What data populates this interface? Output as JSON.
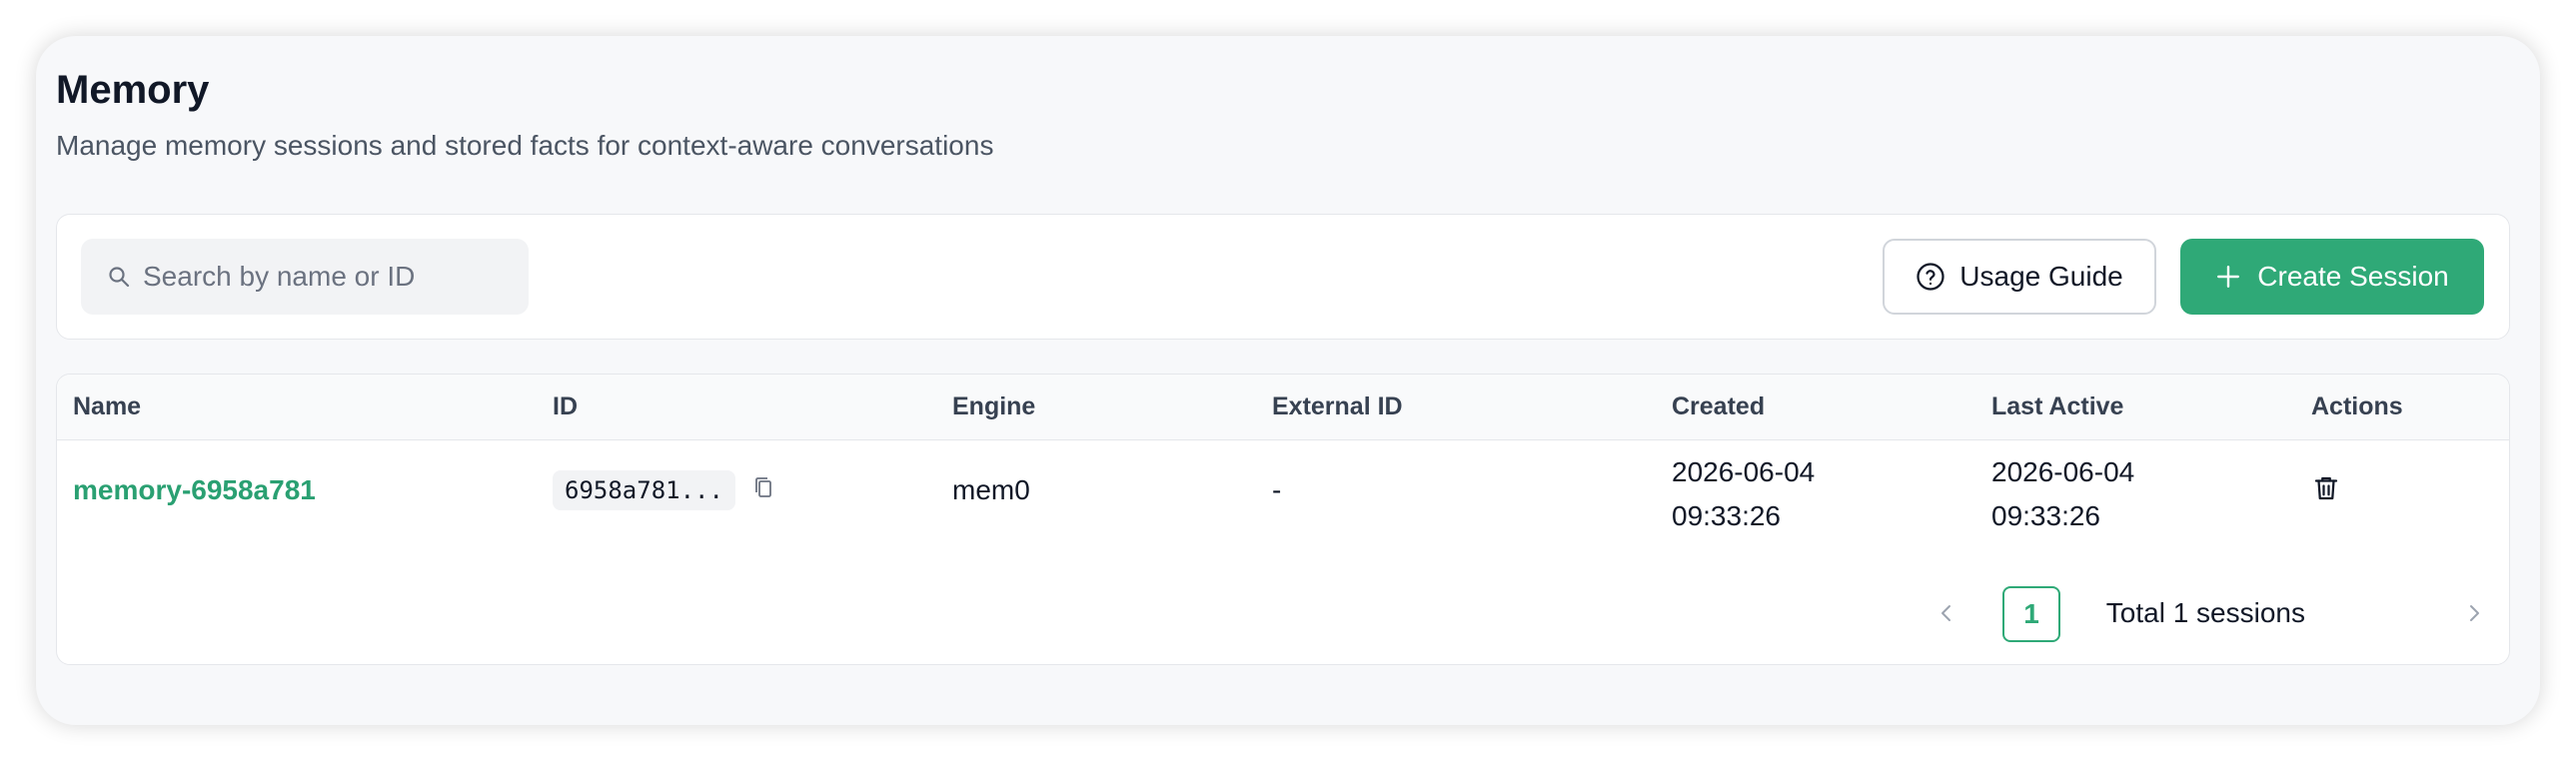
{
  "header": {
    "title": "Memory",
    "subtitle": "Manage memory sessions and stored facts for context-aware conversations"
  },
  "toolbar": {
    "search_placeholder": "Search by name or ID",
    "search_value": "",
    "usage_guide_label": "Usage Guide",
    "create_session_label": "Create Session"
  },
  "table": {
    "columns": {
      "name": "Name",
      "id": "ID",
      "engine": "Engine",
      "external_id": "External ID",
      "created": "Created",
      "last_active": "Last Active",
      "actions": "Actions"
    },
    "rows": [
      {
        "name": "memory-6958a781",
        "id": "6958a781...",
        "engine": "mem0",
        "external_id": "-",
        "created_date": "2026-06-04",
        "created_time": "09:33:26",
        "last_active_date": "2026-06-04",
        "last_active_time": "09:33:26"
      }
    ]
  },
  "pagination": {
    "total_label": "Total 1 sessions",
    "current_page": "1"
  },
  "colors": {
    "accent": "#2fa977",
    "link": "#2aa072",
    "background": "#f7f8fa"
  },
  "icons": {
    "search": "search-icon",
    "help": "help-circle-icon",
    "plus": "plus-icon",
    "copy": "copy-icon",
    "delete": "trash-icon",
    "prev": "chevron-left-icon",
    "next": "chevron-right-icon"
  }
}
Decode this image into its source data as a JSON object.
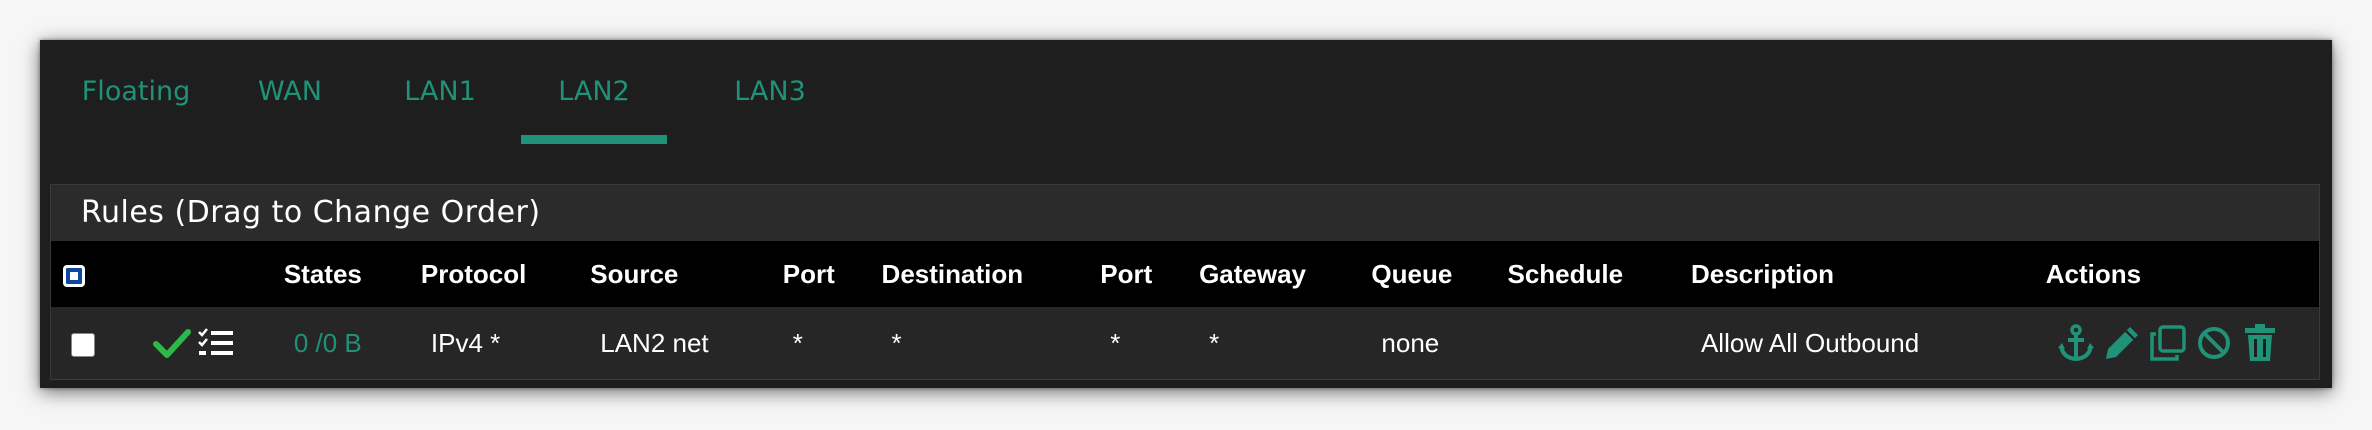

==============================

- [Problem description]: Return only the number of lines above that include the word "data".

- [Response to this exercise]: 2